• [TASK INSTRUCTIONS] Across the data below, how many lines have the word "text" in them? Respond with the number alone.

• [SUPPLIED MATERIAL]
==================================================
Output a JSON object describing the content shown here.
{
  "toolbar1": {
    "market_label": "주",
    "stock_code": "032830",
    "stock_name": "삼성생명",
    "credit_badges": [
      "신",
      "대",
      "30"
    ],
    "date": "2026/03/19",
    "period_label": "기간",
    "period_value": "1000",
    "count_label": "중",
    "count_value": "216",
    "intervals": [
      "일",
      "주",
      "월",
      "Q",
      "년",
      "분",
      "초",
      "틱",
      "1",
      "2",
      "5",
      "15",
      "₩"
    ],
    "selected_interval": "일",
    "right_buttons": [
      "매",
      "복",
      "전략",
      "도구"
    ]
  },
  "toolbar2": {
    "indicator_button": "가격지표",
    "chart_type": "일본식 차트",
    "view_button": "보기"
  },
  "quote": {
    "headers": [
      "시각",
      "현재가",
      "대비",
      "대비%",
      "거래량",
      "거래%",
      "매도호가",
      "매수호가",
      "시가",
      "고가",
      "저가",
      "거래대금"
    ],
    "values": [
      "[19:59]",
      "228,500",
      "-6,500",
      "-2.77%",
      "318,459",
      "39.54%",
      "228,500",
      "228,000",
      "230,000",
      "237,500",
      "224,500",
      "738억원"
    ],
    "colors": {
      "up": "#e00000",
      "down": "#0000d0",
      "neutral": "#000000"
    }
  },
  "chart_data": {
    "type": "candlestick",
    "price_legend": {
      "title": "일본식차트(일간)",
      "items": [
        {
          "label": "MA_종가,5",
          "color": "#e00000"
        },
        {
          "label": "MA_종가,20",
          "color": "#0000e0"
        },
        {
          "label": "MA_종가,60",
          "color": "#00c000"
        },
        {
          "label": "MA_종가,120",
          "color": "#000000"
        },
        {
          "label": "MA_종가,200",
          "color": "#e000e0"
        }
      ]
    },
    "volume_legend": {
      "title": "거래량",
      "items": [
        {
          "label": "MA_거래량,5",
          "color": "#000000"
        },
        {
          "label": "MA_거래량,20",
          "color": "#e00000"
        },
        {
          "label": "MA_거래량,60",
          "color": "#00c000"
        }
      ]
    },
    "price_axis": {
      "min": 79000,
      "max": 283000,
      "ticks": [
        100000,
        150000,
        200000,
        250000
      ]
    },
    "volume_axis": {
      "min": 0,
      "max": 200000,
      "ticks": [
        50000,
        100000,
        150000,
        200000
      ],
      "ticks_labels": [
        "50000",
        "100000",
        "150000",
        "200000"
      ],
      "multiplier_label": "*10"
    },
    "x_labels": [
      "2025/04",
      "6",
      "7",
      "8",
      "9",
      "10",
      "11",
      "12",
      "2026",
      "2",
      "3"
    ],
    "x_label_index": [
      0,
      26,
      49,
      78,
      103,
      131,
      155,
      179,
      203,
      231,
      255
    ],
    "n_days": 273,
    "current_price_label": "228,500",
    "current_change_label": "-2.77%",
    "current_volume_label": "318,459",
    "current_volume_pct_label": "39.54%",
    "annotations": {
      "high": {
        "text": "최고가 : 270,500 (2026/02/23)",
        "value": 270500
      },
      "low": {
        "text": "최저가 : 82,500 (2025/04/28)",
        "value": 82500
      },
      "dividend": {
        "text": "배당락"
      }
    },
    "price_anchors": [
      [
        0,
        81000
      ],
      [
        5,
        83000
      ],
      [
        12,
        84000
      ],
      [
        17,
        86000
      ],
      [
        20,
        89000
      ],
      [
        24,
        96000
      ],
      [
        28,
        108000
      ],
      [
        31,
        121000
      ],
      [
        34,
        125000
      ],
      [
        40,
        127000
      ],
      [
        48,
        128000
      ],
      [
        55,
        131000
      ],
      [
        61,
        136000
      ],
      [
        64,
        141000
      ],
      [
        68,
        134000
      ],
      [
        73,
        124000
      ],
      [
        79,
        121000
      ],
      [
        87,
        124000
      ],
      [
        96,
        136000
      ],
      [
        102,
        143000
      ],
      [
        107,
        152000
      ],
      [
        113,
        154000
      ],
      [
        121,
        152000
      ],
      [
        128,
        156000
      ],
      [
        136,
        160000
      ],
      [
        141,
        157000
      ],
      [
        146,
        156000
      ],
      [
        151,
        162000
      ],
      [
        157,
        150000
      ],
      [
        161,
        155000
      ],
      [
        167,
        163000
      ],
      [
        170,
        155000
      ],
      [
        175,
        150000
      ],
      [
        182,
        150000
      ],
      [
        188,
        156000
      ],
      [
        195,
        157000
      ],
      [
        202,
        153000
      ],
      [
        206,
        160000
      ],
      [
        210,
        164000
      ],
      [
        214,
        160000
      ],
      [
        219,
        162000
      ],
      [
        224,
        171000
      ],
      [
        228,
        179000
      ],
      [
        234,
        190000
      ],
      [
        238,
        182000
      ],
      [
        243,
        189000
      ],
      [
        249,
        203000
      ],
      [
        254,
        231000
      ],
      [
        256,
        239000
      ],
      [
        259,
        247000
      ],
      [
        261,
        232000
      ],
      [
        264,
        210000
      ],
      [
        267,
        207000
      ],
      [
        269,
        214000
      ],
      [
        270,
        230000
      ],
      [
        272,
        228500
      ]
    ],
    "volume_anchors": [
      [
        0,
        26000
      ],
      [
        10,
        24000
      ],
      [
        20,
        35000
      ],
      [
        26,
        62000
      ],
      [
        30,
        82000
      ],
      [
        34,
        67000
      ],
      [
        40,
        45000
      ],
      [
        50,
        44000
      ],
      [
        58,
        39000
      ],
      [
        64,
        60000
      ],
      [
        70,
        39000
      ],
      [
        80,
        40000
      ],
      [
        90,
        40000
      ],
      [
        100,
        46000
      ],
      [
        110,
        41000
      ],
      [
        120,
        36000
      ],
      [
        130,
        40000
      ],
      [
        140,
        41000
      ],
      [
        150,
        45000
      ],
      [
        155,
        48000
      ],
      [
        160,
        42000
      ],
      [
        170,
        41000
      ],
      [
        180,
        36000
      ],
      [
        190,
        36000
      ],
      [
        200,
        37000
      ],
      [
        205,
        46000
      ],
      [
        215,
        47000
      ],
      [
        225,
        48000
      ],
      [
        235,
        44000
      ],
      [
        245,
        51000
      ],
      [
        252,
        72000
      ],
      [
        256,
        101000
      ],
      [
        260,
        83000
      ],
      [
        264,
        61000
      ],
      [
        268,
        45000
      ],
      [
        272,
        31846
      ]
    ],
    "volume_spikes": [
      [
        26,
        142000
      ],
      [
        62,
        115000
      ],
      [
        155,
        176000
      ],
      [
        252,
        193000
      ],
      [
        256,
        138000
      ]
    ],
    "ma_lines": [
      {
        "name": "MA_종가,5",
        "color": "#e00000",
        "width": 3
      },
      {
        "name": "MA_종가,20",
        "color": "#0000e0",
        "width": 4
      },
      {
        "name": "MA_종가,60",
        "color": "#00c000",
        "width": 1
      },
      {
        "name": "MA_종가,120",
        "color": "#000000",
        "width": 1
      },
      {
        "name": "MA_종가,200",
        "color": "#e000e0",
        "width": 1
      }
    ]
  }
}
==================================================
• [WRITTEN ANSWER] 3